|Computer architecture bit widths|
|Binary floating-point precision|
|Decimal floating-point precision|
The size of a word is reflected in many aspects of a computer's structure and operation; the majority of the registers in a processor are usually word-sized and the largest datum that can be transferred to and from the working memory in a single operation is a word in many (not all) architectures. The largest possible address size, used to designate a location in memory, is typically a hardware word (here, "hardware word" means the full-sized natural word of the processor, as opposed to any other definition used).
Documentation for older computers with fixed word size commonly states memory sizes in words rather than bytes or characters. The documentation sometimes uses metric prefixes correctly, sometimes with rounding, e.g., 65 kilowords (KW) meaning for 65536 words, and sometimes uses them incorrectly, with kilowords (KW) meaning 1024 words (210) and megawords (MW) meaning 1,048,576 words (220). With standardization on 8-bit bytes and byte addressability, stating memory sizes in bytes, kilobytes, and megabytes with powers of 1024 rather than 1000 has become the norm, although there is some use of the IEC binary prefixes.
Several of the earliest computers (and a few modern as well) use binary-coded decimal rather than plain binary, typically having a word size of 10 or 12 decimal digits, and some early decimal computers have no fixed word length at all. Early binary systems tended to use word lengths that were some multiple of 6-bits, with the 36-bit word being especially common on mainframe computers. The introduction of ASCII led to the move to systems with word lengths that were a multiple of 8-bits, with 16-bit machines being popular in the 1970s before the move to modern processors with 32 or 64 bits. Special-purpose designs like digital signal processors, may have any word length from 4 to 80 bits.

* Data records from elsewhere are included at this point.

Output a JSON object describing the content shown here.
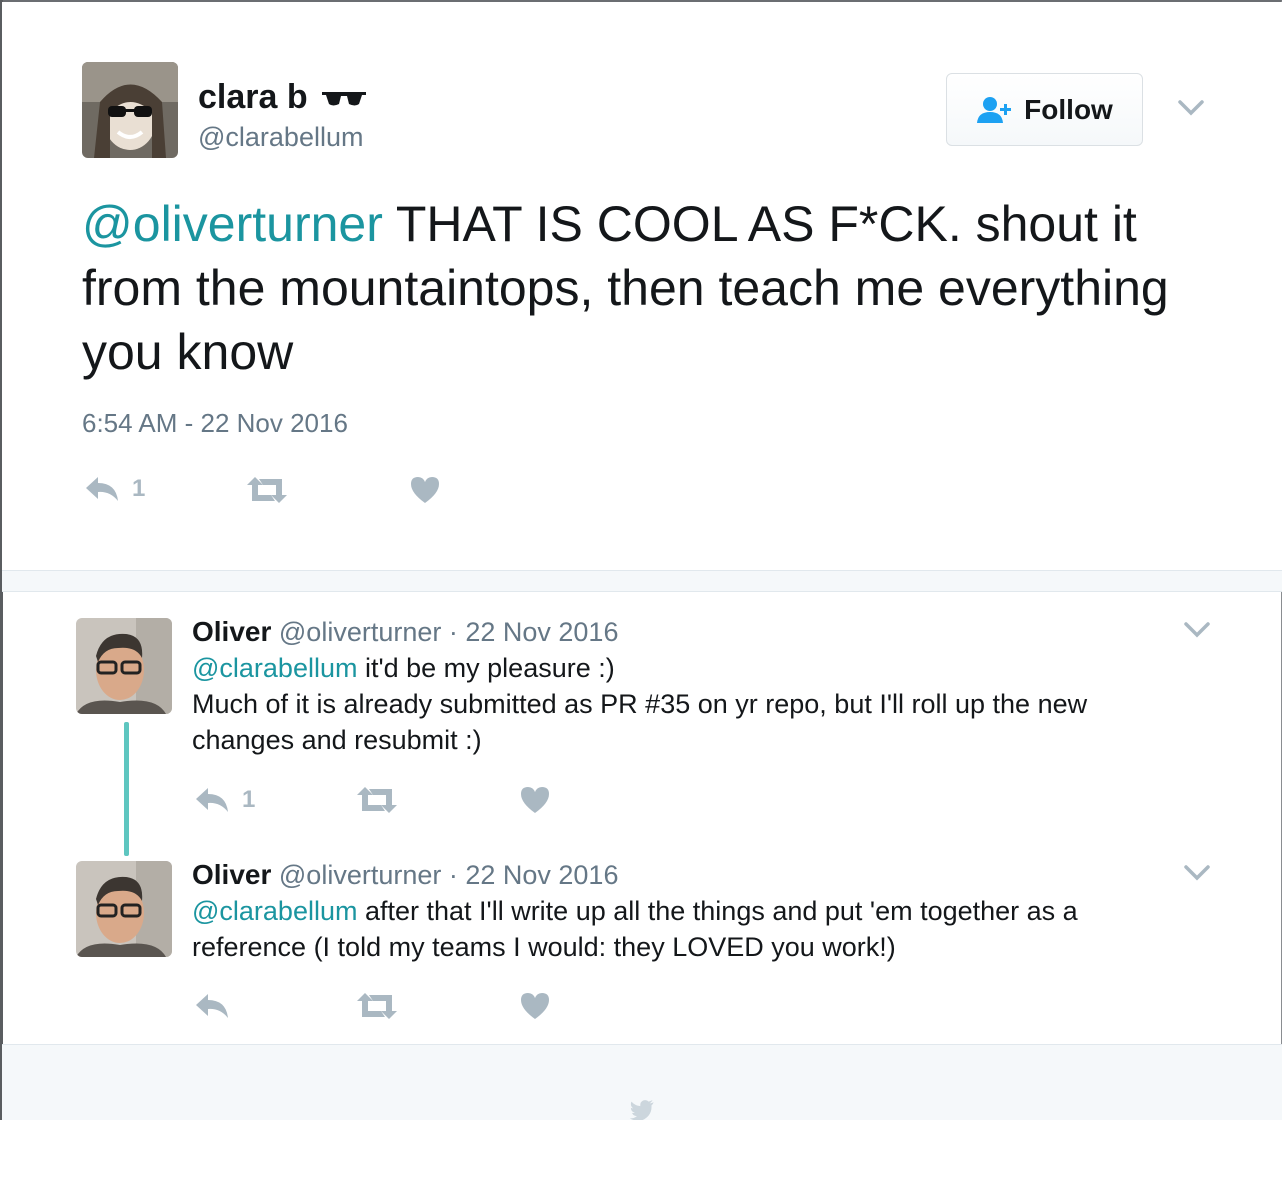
{
  "main_tweet": {
    "author_name": "clara b",
    "author_handle": "@clarabellum",
    "follow_label": "Follow",
    "mention": "@oliverturner",
    "text": " THAT IS COOL AS F*CK. shout it from the mountaintops, then teach me everything you know",
    "timestamp": "6:54 AM - 22 Nov 2016",
    "reply_count": "1"
  },
  "replies": [
    {
      "author_name": "Oliver",
      "meta": " @oliverturner · 22 Nov 2016",
      "mention": "@clarabellum",
      "text_line1": " it'd be my pleasure :)",
      "text_rest": "Much of it is already submitted as PR #35 on yr repo, but I'll roll up the new changes and resubmit :)",
      "reply_count": "1"
    },
    {
      "author_name": "Oliver",
      "meta": " @oliverturner · 22 Nov 2016",
      "mention": "@clarabellum",
      "text_line1": " after that I'll write up all the things and put 'em together as a reference (I told my teams I would: they LOVED you work!)",
      "text_rest": "",
      "reply_count": ""
    }
  ],
  "colors": {
    "mention": "#1b95a0",
    "icon": "#aab8c2",
    "thread": "#5ec6c0",
    "follow_icon": "#1da1f2"
  }
}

The size of a word can sometimes differ from the expected due to backward compatibility with earlier computers. If multiple compatible variations or a family of processors share a common architecture and instruction set but differ in their word sizes, their documentation and software may become notationally complex to accommodate the difference (see Size families below).